The penitentiary was designed to reestablish order, both behind its walls and in society at large, but the promise of reformative incarceration failed from its earliest years. Within this system, women served a vital function, and Liberty's Prisoners is the first book to bring to life the e xperience of African American, immigrant, and poor white women imprisoned in early America. Always a minority of prisoners, women provided domestic labor within the institution and served as model inmates, more likely to submit to the authority of guards, inspectors, and reformers. White men, the primary targets of reformative incarceration, challenged authorities at every turn while African American men were increasingly segregated and denied access to reform.

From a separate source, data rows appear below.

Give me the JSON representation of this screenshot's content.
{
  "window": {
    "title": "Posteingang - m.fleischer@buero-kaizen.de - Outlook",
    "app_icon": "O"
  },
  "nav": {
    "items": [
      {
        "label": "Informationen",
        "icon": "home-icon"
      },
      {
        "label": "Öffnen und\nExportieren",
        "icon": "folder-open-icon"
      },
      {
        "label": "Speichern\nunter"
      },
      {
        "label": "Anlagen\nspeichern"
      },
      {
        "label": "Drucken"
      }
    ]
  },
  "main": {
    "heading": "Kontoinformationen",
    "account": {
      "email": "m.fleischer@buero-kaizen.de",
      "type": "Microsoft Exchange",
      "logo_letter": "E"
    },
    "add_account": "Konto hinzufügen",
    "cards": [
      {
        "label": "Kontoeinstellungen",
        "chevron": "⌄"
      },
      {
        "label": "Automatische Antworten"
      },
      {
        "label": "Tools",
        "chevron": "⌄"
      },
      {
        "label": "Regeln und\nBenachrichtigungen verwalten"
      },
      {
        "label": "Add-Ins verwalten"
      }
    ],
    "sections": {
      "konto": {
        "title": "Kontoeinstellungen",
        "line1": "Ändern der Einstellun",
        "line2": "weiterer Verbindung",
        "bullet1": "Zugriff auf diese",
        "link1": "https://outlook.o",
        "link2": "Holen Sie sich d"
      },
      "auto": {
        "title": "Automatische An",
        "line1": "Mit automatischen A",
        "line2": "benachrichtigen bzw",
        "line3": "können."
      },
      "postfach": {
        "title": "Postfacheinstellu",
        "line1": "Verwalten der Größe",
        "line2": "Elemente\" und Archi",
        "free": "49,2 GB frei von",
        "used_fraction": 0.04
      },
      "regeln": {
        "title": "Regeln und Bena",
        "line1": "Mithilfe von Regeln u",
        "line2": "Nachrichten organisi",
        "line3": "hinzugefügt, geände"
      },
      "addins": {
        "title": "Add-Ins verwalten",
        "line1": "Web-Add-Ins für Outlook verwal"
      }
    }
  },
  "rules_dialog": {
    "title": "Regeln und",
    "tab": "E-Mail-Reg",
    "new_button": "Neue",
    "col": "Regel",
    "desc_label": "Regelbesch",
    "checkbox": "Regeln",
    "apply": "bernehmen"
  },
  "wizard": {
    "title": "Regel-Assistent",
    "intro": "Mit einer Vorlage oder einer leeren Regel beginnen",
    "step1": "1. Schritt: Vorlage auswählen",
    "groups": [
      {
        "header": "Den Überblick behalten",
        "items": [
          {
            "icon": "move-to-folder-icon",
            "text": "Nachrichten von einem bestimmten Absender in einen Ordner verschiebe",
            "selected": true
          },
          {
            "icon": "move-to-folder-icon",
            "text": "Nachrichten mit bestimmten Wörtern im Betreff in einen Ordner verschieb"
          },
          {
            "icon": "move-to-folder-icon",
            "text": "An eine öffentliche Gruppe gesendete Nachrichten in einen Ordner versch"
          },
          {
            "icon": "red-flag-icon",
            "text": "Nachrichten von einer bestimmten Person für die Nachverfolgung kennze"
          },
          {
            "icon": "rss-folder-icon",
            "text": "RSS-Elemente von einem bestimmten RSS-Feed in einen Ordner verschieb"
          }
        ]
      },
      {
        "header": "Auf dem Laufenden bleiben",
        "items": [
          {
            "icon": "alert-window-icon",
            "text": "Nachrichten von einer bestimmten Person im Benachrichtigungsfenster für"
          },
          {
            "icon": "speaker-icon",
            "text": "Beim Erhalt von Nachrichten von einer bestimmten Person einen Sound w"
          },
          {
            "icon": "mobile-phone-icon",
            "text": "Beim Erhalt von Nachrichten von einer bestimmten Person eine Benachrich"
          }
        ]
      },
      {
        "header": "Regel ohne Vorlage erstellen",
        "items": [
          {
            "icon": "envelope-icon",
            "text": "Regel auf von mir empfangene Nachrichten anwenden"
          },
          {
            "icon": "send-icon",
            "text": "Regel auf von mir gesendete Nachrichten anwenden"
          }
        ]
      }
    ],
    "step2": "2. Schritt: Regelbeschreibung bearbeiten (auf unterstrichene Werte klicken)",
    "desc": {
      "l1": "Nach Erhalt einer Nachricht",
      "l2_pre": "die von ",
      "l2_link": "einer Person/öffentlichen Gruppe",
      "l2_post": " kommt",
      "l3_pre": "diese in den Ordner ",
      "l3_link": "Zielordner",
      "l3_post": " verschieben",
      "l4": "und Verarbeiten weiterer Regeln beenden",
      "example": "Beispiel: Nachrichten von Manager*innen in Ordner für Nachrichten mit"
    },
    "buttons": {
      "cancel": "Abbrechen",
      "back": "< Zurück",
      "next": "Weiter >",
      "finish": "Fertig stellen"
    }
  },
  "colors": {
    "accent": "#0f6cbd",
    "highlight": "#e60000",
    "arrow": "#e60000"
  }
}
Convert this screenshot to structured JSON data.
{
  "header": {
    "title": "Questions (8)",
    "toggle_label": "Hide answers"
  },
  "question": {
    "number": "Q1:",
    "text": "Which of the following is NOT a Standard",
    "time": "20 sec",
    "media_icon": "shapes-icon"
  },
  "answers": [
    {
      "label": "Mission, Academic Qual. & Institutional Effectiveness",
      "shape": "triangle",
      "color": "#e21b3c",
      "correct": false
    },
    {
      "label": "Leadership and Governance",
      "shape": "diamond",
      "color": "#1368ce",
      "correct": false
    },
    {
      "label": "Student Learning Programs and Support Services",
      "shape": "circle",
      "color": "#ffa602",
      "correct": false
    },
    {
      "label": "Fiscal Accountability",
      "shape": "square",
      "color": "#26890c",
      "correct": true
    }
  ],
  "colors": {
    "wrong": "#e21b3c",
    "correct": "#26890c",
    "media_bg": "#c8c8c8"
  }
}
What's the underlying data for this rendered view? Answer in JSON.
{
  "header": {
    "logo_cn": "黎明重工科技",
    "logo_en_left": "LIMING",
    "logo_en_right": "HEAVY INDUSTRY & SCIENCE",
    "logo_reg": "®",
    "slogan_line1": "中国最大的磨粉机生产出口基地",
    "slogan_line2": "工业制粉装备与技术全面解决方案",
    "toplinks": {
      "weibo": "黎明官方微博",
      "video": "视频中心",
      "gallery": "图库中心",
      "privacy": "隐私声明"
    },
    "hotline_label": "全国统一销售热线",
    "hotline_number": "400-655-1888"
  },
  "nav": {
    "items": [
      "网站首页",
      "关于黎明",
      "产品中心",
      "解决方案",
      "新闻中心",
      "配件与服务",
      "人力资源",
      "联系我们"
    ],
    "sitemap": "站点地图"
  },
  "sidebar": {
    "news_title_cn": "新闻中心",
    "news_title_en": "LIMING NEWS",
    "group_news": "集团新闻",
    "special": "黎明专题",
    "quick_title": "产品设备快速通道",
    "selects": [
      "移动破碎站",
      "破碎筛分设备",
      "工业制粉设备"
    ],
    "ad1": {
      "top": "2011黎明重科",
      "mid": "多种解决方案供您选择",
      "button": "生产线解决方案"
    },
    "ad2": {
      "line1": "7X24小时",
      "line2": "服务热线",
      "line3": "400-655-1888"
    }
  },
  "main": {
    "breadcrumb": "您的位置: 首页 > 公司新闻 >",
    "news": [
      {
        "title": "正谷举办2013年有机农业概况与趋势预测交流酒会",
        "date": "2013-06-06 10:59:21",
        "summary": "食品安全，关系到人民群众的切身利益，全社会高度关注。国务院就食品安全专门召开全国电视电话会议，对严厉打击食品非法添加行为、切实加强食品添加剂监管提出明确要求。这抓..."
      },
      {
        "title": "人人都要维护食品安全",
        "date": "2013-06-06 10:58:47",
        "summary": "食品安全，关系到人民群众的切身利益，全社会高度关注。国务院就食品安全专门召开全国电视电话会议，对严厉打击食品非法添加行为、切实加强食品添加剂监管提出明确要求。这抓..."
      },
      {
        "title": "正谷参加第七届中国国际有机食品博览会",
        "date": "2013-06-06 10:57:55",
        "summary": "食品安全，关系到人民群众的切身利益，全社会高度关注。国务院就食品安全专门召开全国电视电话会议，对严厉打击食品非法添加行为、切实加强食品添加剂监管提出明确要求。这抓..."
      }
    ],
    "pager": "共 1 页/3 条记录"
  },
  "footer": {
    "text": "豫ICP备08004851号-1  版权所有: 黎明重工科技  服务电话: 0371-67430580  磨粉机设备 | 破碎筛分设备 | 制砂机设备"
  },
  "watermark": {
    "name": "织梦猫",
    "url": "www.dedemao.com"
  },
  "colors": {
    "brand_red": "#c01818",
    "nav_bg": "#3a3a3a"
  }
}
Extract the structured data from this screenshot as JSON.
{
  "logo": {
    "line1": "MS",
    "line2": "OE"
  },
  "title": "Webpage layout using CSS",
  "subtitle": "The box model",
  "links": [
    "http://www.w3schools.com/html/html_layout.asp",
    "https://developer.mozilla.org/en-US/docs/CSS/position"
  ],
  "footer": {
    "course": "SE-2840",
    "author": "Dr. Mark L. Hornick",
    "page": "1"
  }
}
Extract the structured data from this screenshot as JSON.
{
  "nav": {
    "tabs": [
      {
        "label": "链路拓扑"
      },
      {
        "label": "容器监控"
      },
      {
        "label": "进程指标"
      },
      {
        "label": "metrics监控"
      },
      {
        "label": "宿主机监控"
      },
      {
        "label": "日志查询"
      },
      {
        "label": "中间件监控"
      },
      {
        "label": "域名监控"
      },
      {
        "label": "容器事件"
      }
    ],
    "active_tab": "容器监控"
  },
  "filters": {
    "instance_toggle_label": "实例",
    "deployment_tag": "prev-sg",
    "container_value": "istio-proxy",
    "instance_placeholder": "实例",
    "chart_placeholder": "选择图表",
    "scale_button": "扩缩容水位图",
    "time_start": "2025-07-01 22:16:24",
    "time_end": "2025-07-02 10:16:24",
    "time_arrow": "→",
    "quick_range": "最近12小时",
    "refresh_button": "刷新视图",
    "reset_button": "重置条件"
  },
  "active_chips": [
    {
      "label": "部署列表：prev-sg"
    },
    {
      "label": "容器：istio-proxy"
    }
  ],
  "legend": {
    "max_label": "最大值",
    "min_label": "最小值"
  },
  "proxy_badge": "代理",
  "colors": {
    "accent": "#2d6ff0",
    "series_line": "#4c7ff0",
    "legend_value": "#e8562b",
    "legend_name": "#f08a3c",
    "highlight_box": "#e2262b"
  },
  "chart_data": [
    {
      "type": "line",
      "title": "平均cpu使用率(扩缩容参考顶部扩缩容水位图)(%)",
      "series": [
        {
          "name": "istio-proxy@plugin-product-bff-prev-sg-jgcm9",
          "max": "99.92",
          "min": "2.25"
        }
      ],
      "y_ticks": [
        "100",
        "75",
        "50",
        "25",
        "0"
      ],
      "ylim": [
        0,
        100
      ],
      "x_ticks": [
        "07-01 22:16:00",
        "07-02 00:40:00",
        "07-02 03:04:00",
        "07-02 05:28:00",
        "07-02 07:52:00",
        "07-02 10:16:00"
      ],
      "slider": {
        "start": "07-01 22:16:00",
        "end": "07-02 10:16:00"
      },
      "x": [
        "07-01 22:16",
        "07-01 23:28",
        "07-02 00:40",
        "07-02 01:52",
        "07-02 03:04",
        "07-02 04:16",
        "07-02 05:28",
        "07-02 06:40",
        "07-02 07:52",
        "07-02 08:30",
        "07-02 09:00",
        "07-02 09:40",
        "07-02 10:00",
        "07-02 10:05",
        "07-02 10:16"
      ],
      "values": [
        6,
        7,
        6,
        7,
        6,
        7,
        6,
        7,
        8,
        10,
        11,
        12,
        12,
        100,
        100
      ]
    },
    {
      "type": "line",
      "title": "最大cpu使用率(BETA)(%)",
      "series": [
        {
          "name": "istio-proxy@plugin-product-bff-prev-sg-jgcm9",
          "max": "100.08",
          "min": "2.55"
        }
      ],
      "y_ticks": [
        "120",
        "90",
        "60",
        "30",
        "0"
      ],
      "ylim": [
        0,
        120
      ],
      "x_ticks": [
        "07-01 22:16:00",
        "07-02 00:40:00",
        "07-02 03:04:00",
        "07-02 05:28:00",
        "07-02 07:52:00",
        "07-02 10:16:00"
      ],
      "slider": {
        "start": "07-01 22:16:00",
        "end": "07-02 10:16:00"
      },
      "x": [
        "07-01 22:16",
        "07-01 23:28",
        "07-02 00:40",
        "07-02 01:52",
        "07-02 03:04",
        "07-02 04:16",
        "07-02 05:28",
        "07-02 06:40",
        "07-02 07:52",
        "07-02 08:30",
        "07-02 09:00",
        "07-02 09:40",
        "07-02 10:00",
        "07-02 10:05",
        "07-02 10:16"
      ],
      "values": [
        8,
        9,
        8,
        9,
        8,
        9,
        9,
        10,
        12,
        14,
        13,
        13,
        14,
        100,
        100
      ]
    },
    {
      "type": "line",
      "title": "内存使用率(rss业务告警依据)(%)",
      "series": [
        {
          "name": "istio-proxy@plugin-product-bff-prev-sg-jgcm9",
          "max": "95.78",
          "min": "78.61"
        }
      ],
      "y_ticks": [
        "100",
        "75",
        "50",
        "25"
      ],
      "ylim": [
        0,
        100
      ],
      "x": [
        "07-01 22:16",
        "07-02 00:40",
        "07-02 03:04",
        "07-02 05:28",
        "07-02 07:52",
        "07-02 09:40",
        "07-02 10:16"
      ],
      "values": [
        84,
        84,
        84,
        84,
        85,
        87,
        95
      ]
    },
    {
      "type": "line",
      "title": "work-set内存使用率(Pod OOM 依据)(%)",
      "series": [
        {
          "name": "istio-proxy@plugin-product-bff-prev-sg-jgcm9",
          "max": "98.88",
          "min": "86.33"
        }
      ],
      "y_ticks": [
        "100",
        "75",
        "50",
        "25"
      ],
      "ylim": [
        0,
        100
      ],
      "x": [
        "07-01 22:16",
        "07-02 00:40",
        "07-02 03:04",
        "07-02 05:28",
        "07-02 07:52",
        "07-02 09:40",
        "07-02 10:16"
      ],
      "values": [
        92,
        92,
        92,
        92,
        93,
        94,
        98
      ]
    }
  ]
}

Liberty's Prisoners chronicles how the penitentiary, though initially designed as an alternative to corporal punishment for the most egregious of offenders, quickly became a repository for those who attempted to lay claim to the new nation's promise of liberty.
Jen Manion is Associate Professor of History at Amherst College.
"Jen Manion's Liberty's Prisoners powerfully recaptures the moment of transition between an older penal system based on public pain and shame and an emergent one centered on confinement, surveillance, and hidden humiliation. Focused on Philadelphia's famous Walnut Street Prison, Liberty's Prisoners demonstrates the human costs of the birth of the penitentiary."—William and Mary Quarterly
"Jen Manion's absorbing and important book adds many new layers to our understanding of the penitentiary system as it emerged in the early American republic. Manion shows the central roles played by gender and sexuality in the project of containing liberty through incarceration, as well as the close association between African Americans and criminality in this early phase of the prison system's history. Liberty's Prisoners reminds us how impossible it is to understand the history of freedom and its negation without placing gender, sex, and race at the center of that story."—Richard Godbeer, Virginia Commonwealth University
"By studying the lives of incarcerated African American, immigrant, and poor white women, Liberty's Prisoners describes the expansion of punishment and penal authority as a conscious effort to reassert social control in the Revolution's wake."—Mary Frances Berry, University of Pennsylvania
"Liberty's Prisoners is a very smart book, packed full of original insights and new perspectives. It makes significant contributions to a wide array of cutting-edge scholarly concerns in the history of the early American republic, crime and punishment in America, and the history of gender and sexuality."—Bruce Dorsey, Swarthmore College
Awarded the 2016 Mary Kelley Prize by the Society for Historians of the Early American Republic